*** Opening Data shown ***

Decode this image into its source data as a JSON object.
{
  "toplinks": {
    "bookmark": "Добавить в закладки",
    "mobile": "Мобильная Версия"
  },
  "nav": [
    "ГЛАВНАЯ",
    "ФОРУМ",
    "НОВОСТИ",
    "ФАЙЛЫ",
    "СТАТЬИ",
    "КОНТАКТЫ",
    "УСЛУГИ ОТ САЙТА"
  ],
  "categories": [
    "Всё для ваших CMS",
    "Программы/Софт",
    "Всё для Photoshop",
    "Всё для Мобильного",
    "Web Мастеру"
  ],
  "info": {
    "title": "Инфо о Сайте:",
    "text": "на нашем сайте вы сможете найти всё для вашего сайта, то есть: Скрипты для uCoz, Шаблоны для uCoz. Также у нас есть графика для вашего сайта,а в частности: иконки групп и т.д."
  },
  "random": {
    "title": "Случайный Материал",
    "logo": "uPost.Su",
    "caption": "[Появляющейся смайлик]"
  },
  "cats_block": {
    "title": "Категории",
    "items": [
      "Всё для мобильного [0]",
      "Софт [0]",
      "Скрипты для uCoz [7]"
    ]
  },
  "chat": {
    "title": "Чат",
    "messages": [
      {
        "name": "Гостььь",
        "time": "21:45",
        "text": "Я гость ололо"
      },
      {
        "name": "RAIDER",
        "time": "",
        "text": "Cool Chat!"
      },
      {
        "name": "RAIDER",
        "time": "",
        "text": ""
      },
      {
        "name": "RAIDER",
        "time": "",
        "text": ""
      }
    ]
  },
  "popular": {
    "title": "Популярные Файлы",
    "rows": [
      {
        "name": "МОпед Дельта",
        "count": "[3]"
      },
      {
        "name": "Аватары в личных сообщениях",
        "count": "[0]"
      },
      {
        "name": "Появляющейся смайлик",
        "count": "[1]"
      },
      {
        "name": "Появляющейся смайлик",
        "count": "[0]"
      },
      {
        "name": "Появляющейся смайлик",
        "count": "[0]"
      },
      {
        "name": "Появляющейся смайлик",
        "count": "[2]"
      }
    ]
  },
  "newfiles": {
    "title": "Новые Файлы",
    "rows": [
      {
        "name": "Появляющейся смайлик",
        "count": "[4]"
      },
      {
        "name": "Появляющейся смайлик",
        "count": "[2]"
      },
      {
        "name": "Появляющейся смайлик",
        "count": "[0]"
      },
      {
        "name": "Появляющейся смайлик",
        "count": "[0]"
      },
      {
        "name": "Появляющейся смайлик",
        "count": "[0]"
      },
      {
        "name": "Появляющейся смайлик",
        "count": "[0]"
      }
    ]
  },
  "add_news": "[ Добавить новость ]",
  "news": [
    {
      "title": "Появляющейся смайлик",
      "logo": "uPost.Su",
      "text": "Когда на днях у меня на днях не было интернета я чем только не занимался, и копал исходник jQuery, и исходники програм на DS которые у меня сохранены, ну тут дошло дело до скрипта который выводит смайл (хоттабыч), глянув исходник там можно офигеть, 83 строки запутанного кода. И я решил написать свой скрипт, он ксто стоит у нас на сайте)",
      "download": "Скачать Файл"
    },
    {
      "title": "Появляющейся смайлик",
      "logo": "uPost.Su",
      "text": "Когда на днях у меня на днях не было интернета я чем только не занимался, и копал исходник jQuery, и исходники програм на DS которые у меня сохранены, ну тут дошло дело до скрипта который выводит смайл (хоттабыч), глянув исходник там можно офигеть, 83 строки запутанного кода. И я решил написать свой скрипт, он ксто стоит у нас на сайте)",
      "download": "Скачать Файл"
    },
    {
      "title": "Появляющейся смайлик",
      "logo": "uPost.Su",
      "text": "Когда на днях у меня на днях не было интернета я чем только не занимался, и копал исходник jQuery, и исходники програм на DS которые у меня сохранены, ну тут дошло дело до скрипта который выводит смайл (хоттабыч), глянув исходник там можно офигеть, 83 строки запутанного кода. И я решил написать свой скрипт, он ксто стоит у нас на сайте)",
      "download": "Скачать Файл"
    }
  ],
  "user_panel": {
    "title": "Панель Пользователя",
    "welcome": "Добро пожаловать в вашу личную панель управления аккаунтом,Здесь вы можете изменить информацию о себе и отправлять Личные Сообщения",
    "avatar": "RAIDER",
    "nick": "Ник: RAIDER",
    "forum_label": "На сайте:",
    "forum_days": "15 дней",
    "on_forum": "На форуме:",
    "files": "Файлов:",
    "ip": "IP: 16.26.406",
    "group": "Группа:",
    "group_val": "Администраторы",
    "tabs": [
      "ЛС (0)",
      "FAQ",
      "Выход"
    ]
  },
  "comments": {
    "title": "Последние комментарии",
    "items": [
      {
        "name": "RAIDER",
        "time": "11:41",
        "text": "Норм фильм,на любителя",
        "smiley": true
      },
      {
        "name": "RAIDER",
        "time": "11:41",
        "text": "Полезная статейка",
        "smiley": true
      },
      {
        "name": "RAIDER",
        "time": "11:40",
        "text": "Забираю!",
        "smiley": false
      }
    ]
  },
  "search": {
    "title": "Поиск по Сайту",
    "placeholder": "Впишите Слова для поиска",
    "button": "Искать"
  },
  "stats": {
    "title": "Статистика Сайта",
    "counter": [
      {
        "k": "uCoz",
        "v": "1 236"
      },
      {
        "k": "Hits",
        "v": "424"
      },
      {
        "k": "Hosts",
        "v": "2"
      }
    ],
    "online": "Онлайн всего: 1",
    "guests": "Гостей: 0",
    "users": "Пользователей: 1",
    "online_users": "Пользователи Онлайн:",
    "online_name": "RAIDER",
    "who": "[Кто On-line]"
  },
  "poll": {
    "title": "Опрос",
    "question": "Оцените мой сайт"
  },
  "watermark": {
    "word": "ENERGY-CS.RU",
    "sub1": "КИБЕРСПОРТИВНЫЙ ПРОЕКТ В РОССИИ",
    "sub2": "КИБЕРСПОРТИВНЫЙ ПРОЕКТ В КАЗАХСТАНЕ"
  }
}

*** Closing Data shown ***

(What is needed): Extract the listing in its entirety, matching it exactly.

(Response area):
Decode this image into its source data as a JSON object.
{
  "toplinks": {
    "bookmark": "Добавить в закладки",
    "mobile": "Мобильная Версия"
  },
  "nav": [
    "ГЛАВНАЯ",
    "ФОРУМ",
    "НОВОСТИ",
    "ФАЙЛЫ",
    "СТАТЬИ",
    "КОНТАКТЫ",
    "УСЛУГИ ОТ САЙТА"
  ],
  "categories": [
    "Всё для ваших CMS",
    "Программы/Софт",
    "Всё для Photoshop",
    "Всё для Мобильного",
    "Web Мастеру"
  ],
  "info": {
    "title": "Инфо о Сайте:",
    "text": "на нашем сайте вы сможете найти всё для вашего сайта, то есть: Скрипты для uCoz, Шаблоны для uCoz. Также у нас есть графика для вашего сайта,а в частности: иконки групп и т.д."
  },
  "random": {
    "title": "Случайный Материал",
    "logo": "uPost.Su",
    "caption": "[Появляющейся смайлик]"
  },
  "cats_block": {
    "title": "Категории",
    "items": [
      "Всё для мобильного [0]",
      "Софт [0]",
      "Скрипты для uCoz [7]"
    ]
  },
  "chat": {
    "title": "Чат",
    "messages": [
      {
        "name": "Гостььь",
        "time": "21:45",
        "text": "Я гость ололо"
      },
      {
        "name": "RAIDER",
        "time": "",
        "text": "Cool Chat!"
      },
      {
        "name": "RAIDER",
        "time": "",
        "text": ""
      },
      {
        "name": "RAIDER",
        "time": "",
        "text": ""
      }
    ]
  },
  "popular": {
    "title": "Популярные Файлы",
    "rows": [
      {
        "name": "МОпед Дельта",
        "count": "[3]"
      },
      {
        "name": "Аватары в личных сообщениях",
        "count": "[0]"
      },
      {
        "name": "Появляющейся смайлик",
        "count": "[1]"
      },
      {
        "name": "Появляющейся смайлик",
        "count": "[0]"
      },
      {
        "name": "Появляющейся смайлик",
        "count": "[0]"
      },
      {
        "name": "Появляющейся смайлик",
        "count": "[2]"
      }
    ]
  },
  "newfiles": {
    "title": "Новые Файлы",
    "rows": [
      {
        "name": "Появляющейся смайлик",
        "count": "[4]"
      },
      {
        "name": "Появляющейся смайлик",
        "count": "[2]"
      },
      {
        "name": "Появляющейся смайлик",
        "count": "[0]"
      },
      {
        "name": "Появляющейся смайлик",
        "count": "[0]"
      },
      {
        "name": "Появляющейся смайлик",
        "count": "[0]"
      },
      {
        "name": "Появляющейся смайлик",
        "count": "[0]"
      }
    ]
  },
  "add_news": "[ Добавить новость ]",
  "news": [
    {
      "title": "Появляющейся смайлик",
      "logo": "uPost.Su",
      "text": "Когда на днях у меня на днях не было интернета я чем только не занимался, и копал исходник jQuery, и исходники програм на DS которые у меня сохранены, ну тут дошло дело до скрипта который выводит смайл (хоттабыч), глянув исходник там можно офигеть, 83 строки запутанного кода. И я решил написать свой скрипт, он ксто стоит у нас на сайте)",
      "download": "Скачать Файл"
    },
    {
      "title": "Появляющейся смайлик",
      "logo": "uPost.Su",
      "text": "Когда на днях у меня на днях не было интернета я чем только не занимался, и копал исходник jQuery, и исходники програм на DS которые у меня сохранены, ну тут дошло дело до скрипта который выводит смайл (хоттабыч), глянув исходник там можно офигеть, 83 строки запутанного кода. И я решил написать свой скрипт, он ксто стоит у нас на сайте)",
      "download": "Скачать Файл"
    },
    {
      "title": "Появляющейся смайлик",
      "logo": "uPost.Su",
      "text": "Когда на днях у меня на днях не было интернета я чем только не занимался, и копал исходник jQuery, и исходники програм на DS которые у меня сохранены, ну тут дошло дело до скрипта который выводит смайл (хоттабыч), глянув исходник там можно офигеть, 83 строки запутанного кода. И я решил написать свой скрипт, он ксто стоит у нас на сайте)",
      "download": "Скачать Файл"
    }
  ],
  "user_panel": {
    "title": "Панель Пользователя",
    "welcome": "Добро пожаловать в вашу личную панель управления аккаунтом,Здесь вы можете изменить информацию о себе и отправлять Личные Сообщения",
    "avatar": "RAIDER",
    "nick": "Ник: RAIDER",
    "forum_label": "На сайте:",
    "forum_days": "15 дней",
    "on_forum": "На форуме:",
    "files": "Файлов:",
    "ip": "IP: 16.26.406",
    "group": "Группа:",
    "group_val": "Администраторы",
    "tabs": [
      "ЛС (0)",
      "FAQ",
      "Выход"
    ]
  },
  "comments": {
    "title": "Последние комментарии",
    "items": [
      {
        "name": "RAIDER",
        "time": "11:41",
        "text": "Норм фильм,на любителя",
        "smiley": true
      },
      {
        "name": "RAIDER",
        "time": "11:41",
        "text": "Полезная статейка",
        "smiley": true
      },
      {
        "name": "RAIDER",
        "time": "11:40",
        "text": "Забираю!",
        "smiley": false
      }
    ]
  },
  "search": {
    "title": "Поиск по Сайту",
    "placeholder": "Впишите Слова для поиска",
    "button": "Искать"
  },
  "stats": {
    "title": "Статистика Сайта",
    "counter": [
      {
        "k": "uCoz",
        "v": "1 236"
      },
      {
        "k": "Hits",
        "v": "424"
      },
      {
        "k": "Hosts",
        "v": "2"
      }
    ],
    "online": "Онлайн всего: 1",
    "guests": "Гостей: 0",
    "users": "Пользователей: 1",
    "online_users": "Пользователи Онлайн:",
    "online_name": "RAIDER",
    "who": "[Кто On-line]"
  },
  "poll": {
    "title": "Опрос",
    "question": "Оцените мой сайт"
  },
  "watermark": {
    "word": "ENERGY-CS.RU",
    "sub1": "КИБЕРСПОРТИВНЫЙ ПРОЕКТ В РОССИИ",
    "sub2": "КИБЕРСПОРТИВНЫЙ ПРОЕКТ В КАЗАХСТАНЕ"
  }
}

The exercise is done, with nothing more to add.